by Critical Engineering Working Group

Decentralise! This 4 hours walks participants through the process of setting up their very own server on the Internet, complete with webmail, cloud, VPN, gallery and website services, scalable to hundreds or thousands of users.

Those interested in serving from home can bring in a PC to wipe and re-purpose as a low-bandwidth server on the Internet. Others wanting a high-traffic, media-rich solution will be encouraged to choose and register a geographically-local server package in class such that they can be guided through a complete install (typical monthly fees are 5 to 15 EUR).

Good server-side security practices are covered, from disk-encryption to password-management and firewalling. The basics of the UNIX command line are also taught such that participants can securely log into their server and administer it regardless of their physical location. It takes just one in a community to give the gift of high-quality, low-carbon Internet infrastructure – to free yourself and others from centralised and privacy-eroding services (like GMail, DropBox and Flickr).

No prior experience is necessary, although attention to detail and note-taking skills are important.

Workshop Hotglue

Danja Vasiliev and Sarah Grant

Building decentralized websites using Beaker and Dat is fun – and a great, hands-on way to learn about the otherwise hidden structures and exchanges that power the web. But to do so, one – more so than ever – needs proficiency in the language of the web (HTML, CSS and JavaScript) in order to participate.

In a workshop specifically for children and other “outsiders”, a modified version of “Hotglue” is used to build decentralized sites together and interlink them.

Hotglue is a FOSS “What you see is what you get” editor for the web. Created in 2010, it currently uses files on the server it is installed to hold the users’ data. A to-be-created modified branch of “Hotglue” would instead work on top of the Dat ecosystem – forgoing the need to be running a server altogether.

Type: workshop
Length: 2-3h
Language: English
Additional considerations: max. 12 participants
Session Objective
learn how Dat & Beaker are different from your regular website
build decentralized websites using Hotglue
interlink our decentralized websites

Material and Technical Requirements
Presenter materials: Projector, WiFi
Participant materials: Laptops

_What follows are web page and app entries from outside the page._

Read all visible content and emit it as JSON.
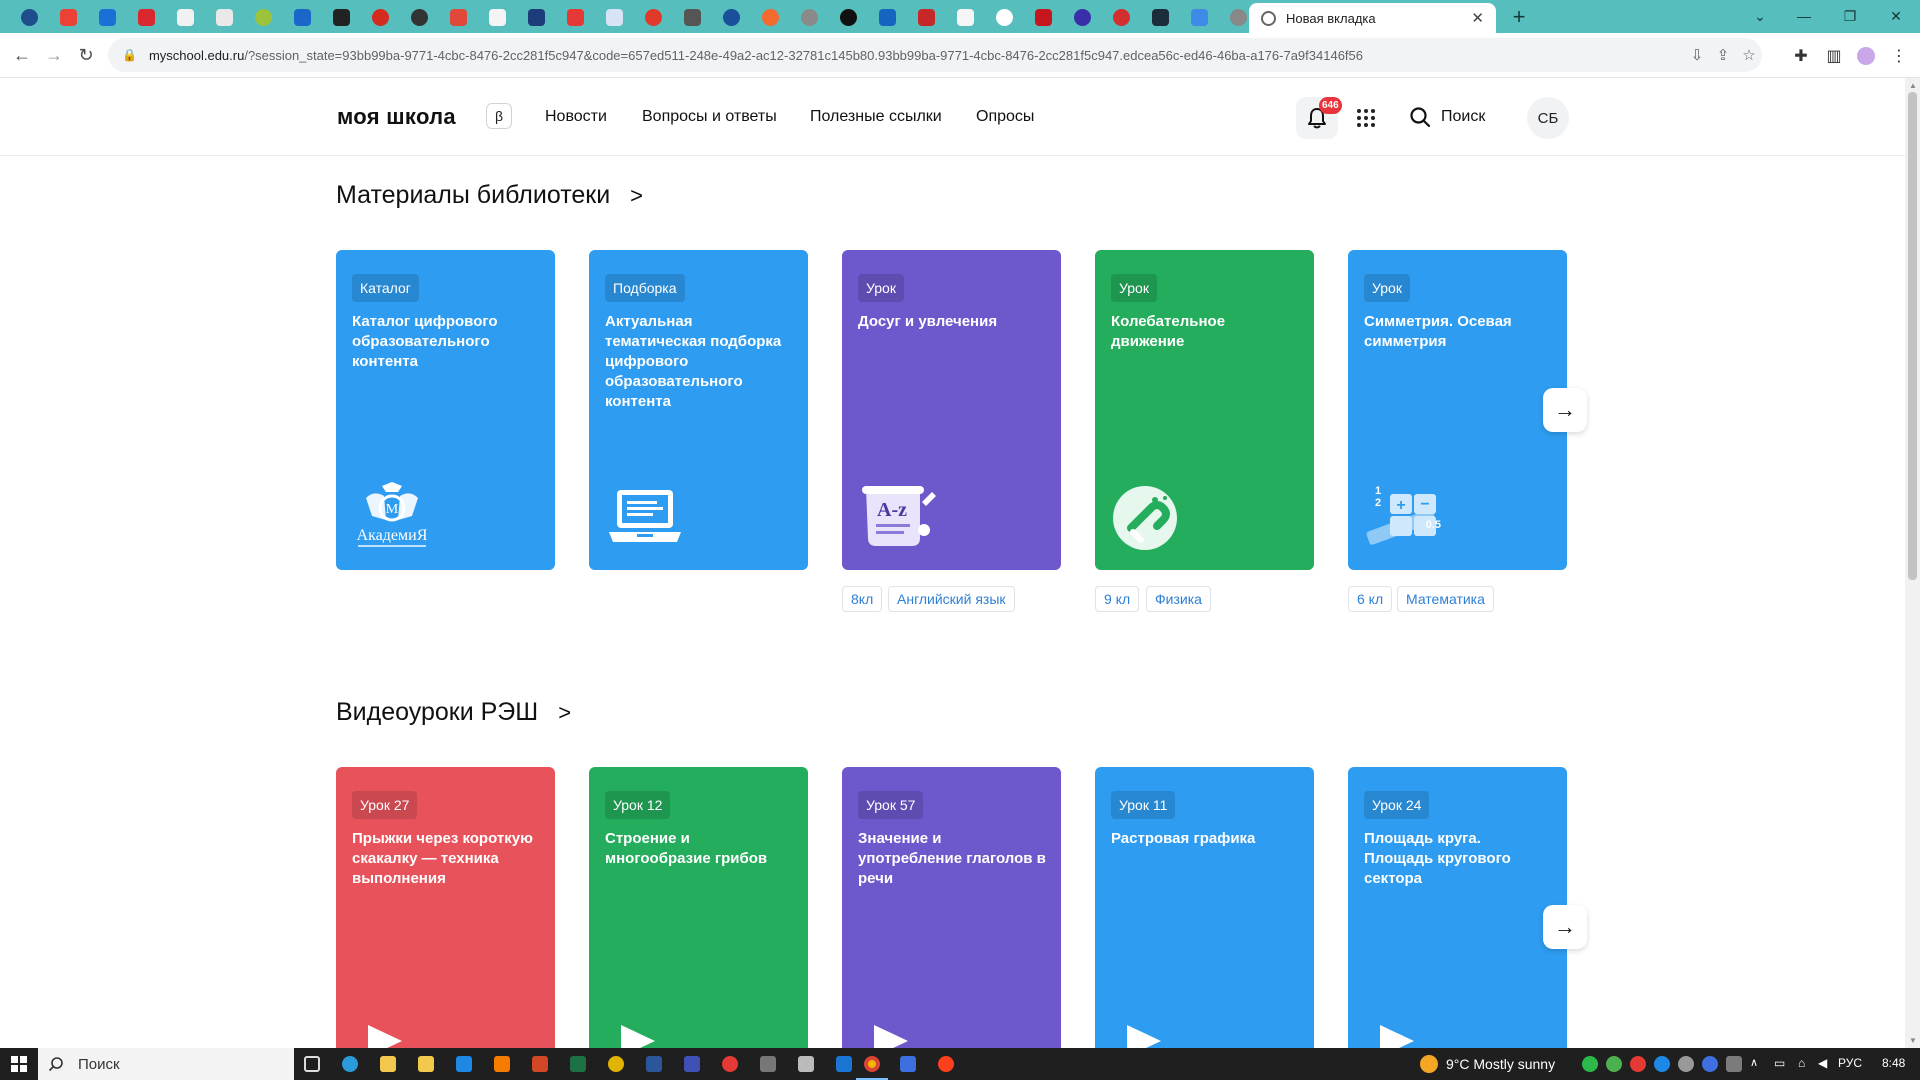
{
  "browser": {
    "active_tab_title": "Новая вкладка",
    "url_host": "myschool.edu.ru",
    "url_rest": "/?session_state=93bb99ba-9771-4cbc-8476-2cc281f5c947&code=657ed511-248e-49a2-ac12-32781c145b80.93bb99ba-9771-4cbc-8476-2cc281f5c947.edcea56c-ed46-46ba-a176-7a9f34146f56"
  },
  "site": {
    "logo": "моя школа",
    "beta": "β",
    "nav": [
      "Новости",
      "Вопросы и ответы",
      "Полезные ссылки",
      "Опросы"
    ],
    "notifications_count": "646",
    "search_label": "Поиск",
    "avatar_initials": "СБ"
  },
  "library": {
    "title": "Материалы библиотеки",
    "cards": [
      {
        "badge": "Каталог",
        "title": "Каталог цифрового образовательного контента",
        "color": "#2e9cf0",
        "icon": "academy-logo-icon"
      },
      {
        "badge": "Подборка",
        "title": "Актуальная тематическая подборка цифрового образовательного контента",
        "color": "#2e9cf0",
        "icon": "laptop-icon"
      },
      {
        "badge": "Урок",
        "title": "Досуг и увлечения",
        "color": "#6e58cb",
        "icon": "alphabet-scroll-icon",
        "tags": [
          "8кл",
          "Английский язык"
        ]
      },
      {
        "badge": "Урок",
        "title": "Колебательное движение",
        "color": "#23ad5c",
        "icon": "magnet-icon",
        "tags": [
          "9 кл",
          "Физика"
        ]
      },
      {
        "badge": "Урок",
        "title": "Симметрия. Осевая симметрия",
        "color": "#2e9cf0",
        "icon": "math-calculator-icon",
        "tags": [
          "6 кл",
          "Математика"
        ]
      }
    ]
  },
  "videos": {
    "title": "Видеоуроки РЭШ",
    "cards": [
      {
        "badge": "Урок 27",
        "title": "Прыжки через короткую скакалку — техника выполнения",
        "color": "#e8535b"
      },
      {
        "badge": "Урок 12",
        "title": "Строение и многообразие грибов",
        "color": "#23ad5c"
      },
      {
        "badge": "Урок 57",
        "title": "Значение и употребление глаголов в речи",
        "color": "#6e58cb"
      },
      {
        "badge": "Урок 11",
        "title": "Растровая графика",
        "color": "#2e9cf0"
      },
      {
        "badge": "Урок 24",
        "title": "Площадь круга. Площадь кругового сектора",
        "color": "#2e9cf0"
      }
    ]
  },
  "taskbar": {
    "search_label": "Поиск",
    "weather": "9°C  Mostly sunny",
    "lang": "РУС",
    "time": "8:48"
  }
}
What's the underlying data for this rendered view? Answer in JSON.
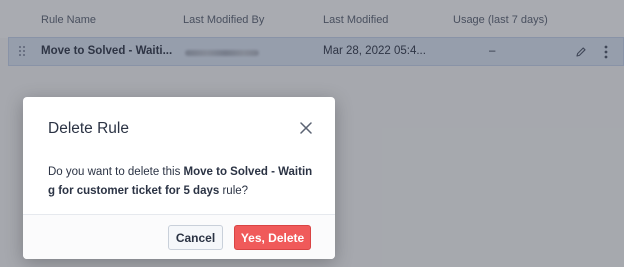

Danja Vasiliev (Russian: Даня Васильев, pronounced as: “Da-nya Vas-ile’-ev”) is a media artist, Critical Engineer and educator born in Saint-Petersburg, currently living and working in Berlin.

“..when a person gives self-control over to a computer and accepts
the default options without question, that person becomes a

Vasiliev studies Systems and Networks through anti-disciplinary experimentation with hardware, firmware and software. Using computational platforms he engages in examination and exploitation of System and Network paradigms in both the physical and digital realms. Based on these findings, Vasiliev creates and exhibits works of Critical Engineering.

Since 1999 Vasiliev has been involved in computer-technology events, media-art exhibitions and seminars around the world. He has received a number of awards and mentions at Ars Electronica, Japan Media Art Festival, and Transmediale, among others.

In October 2011, together with his colleagues Julian Oliver and Gordan Savičić, Vasiliev coauthored The Critical Engineering Manifesto.

He gives public workshops and talks, as well as regularly teaching courses on topics of network insecurity, software/OS modification, hardware re-engineering, digital forensics and other technology related subjects.

In his work and daily computing, Vasiliev uses GNU/Linux software.
He propagandizes Open Source practices in all facets of life.

Sarah Grant is a Brooklyn-based media artist, educator and a recently licensed HAM Radio Operator. She is a former artist-in-residence of the Eyebeam Art and Technology Center and is currently a Research Fellow at the Tow Center for Journalism at Columbia and Adjunct Professor at NYU Polytechnic in Digital Media. Selected projects: subnodes, a portable offline web server and mesh point; You are here makes use of portable devices to deliver compelling, location-specific content to communities around New York; radical networks, a Conference featuring artists, engineers and researchers working in the alternative DIY networking space.